---- Source data
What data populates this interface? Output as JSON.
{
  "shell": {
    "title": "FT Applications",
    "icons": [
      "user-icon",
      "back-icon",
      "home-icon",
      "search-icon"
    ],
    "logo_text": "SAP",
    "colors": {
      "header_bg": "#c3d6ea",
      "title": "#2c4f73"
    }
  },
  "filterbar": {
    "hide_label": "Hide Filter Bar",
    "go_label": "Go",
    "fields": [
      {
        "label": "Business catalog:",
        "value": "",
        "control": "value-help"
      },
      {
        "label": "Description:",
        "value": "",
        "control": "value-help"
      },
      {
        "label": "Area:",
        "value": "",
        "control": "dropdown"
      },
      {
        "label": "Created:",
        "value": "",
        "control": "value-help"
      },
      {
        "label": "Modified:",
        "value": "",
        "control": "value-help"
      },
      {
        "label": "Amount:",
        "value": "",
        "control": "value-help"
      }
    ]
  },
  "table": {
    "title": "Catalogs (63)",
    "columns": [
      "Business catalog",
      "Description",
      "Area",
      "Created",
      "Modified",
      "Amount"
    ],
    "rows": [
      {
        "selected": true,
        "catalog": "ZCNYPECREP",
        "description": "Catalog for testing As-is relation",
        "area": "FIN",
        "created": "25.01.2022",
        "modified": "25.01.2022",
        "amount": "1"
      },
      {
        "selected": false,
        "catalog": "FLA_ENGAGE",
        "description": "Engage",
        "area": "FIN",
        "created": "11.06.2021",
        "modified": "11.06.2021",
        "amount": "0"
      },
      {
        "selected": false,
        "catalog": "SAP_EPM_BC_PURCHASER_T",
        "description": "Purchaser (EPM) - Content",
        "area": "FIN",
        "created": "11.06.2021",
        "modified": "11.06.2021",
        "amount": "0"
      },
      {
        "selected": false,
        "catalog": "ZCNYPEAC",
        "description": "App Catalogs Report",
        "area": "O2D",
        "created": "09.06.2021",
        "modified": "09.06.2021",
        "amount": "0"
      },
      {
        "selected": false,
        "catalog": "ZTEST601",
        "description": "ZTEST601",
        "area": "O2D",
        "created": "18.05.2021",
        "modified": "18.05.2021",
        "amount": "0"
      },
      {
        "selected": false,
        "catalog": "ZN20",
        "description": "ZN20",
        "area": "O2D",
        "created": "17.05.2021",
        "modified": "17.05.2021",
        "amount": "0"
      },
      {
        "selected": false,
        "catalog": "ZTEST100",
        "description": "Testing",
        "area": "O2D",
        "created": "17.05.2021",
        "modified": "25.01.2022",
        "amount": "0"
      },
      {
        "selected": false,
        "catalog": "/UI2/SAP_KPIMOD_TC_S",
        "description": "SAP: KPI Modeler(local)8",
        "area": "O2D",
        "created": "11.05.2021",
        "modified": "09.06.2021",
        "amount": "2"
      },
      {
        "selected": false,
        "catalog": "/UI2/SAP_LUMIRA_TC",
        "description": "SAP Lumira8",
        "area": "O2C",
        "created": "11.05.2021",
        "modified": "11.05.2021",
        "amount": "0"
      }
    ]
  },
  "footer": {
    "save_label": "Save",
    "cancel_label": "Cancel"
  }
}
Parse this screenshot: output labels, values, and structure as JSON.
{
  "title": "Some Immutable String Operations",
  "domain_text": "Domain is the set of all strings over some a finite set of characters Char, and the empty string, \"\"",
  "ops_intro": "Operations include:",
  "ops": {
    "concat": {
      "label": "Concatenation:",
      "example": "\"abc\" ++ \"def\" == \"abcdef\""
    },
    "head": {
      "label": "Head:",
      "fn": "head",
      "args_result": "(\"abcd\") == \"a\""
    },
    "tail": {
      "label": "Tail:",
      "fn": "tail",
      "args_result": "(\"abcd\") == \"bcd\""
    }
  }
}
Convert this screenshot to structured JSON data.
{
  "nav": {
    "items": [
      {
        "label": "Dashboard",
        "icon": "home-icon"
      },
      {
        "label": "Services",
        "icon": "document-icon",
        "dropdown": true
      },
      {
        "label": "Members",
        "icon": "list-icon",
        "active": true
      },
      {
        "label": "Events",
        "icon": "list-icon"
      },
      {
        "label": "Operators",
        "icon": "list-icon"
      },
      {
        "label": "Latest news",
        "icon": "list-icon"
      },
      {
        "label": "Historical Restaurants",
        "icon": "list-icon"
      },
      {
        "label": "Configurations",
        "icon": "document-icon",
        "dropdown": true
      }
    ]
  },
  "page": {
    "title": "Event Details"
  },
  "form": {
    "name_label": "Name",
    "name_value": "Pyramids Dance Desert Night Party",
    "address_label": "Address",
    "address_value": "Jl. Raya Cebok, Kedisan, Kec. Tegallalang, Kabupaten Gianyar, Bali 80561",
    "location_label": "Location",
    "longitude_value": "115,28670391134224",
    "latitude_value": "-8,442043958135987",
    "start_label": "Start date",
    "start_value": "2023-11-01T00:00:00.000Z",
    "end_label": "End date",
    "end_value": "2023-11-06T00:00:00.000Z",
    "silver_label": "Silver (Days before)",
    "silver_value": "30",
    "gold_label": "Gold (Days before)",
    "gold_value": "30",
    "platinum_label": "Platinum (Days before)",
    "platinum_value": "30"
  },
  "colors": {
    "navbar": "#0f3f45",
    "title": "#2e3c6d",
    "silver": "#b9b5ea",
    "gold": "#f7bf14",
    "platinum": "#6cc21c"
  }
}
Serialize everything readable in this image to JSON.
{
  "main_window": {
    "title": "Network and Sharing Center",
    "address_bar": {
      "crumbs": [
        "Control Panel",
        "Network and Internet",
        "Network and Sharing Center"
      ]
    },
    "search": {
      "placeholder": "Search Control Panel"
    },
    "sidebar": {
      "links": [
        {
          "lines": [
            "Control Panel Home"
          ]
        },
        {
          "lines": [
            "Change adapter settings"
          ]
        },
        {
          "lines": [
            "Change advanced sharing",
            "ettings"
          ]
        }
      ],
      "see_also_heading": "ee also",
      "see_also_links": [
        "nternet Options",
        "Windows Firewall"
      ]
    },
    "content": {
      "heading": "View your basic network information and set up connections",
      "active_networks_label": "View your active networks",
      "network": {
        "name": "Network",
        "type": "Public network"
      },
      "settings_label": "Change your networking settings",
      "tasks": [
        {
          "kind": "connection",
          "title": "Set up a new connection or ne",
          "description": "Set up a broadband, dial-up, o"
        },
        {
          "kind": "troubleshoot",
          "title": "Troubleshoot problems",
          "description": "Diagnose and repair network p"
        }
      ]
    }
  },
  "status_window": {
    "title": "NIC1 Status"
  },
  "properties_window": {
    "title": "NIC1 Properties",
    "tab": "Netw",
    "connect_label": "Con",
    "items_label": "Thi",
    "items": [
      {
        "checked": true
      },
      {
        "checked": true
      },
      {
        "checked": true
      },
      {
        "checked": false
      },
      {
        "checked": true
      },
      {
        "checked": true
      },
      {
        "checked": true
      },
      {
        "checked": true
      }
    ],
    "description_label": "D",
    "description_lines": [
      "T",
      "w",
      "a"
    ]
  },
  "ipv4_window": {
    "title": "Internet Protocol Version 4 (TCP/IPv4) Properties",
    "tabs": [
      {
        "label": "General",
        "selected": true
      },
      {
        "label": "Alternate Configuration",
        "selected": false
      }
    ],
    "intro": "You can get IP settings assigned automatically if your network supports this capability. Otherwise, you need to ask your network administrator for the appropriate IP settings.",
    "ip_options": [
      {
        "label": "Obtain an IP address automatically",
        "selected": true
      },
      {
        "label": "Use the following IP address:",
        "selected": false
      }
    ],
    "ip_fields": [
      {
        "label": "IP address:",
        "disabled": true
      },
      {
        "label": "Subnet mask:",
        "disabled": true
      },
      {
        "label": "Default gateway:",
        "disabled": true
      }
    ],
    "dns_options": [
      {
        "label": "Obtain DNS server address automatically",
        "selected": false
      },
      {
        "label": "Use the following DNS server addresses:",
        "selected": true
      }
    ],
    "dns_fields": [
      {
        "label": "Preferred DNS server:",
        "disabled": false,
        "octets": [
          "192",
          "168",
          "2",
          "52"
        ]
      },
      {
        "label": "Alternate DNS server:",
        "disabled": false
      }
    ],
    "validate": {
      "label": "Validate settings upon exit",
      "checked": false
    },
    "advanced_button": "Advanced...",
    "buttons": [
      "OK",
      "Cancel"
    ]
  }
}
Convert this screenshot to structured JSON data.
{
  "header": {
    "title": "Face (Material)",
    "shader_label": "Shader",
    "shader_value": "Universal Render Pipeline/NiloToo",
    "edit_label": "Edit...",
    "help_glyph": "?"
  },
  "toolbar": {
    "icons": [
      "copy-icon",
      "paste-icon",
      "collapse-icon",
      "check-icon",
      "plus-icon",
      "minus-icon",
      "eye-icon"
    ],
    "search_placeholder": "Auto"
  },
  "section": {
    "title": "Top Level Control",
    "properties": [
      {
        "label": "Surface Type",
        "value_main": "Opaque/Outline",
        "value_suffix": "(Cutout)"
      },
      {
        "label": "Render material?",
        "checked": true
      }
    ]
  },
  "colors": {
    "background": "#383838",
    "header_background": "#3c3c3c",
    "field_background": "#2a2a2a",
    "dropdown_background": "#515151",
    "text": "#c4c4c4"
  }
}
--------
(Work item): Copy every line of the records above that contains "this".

(Task result):
What data populates this interface? Output as JSON.
Parse this screenshot: output labels, values, and structure as JSON.
Convert this screenshot to structured JSON data.
Serialize everything readable in this image to JSON.
    "intro": "You can get IP settings assigned automatically if your network supports this capability. Otherwise, you need to ask your network administrator for the appropriate IP settings.",
Convert this screenshot to structured JSON data.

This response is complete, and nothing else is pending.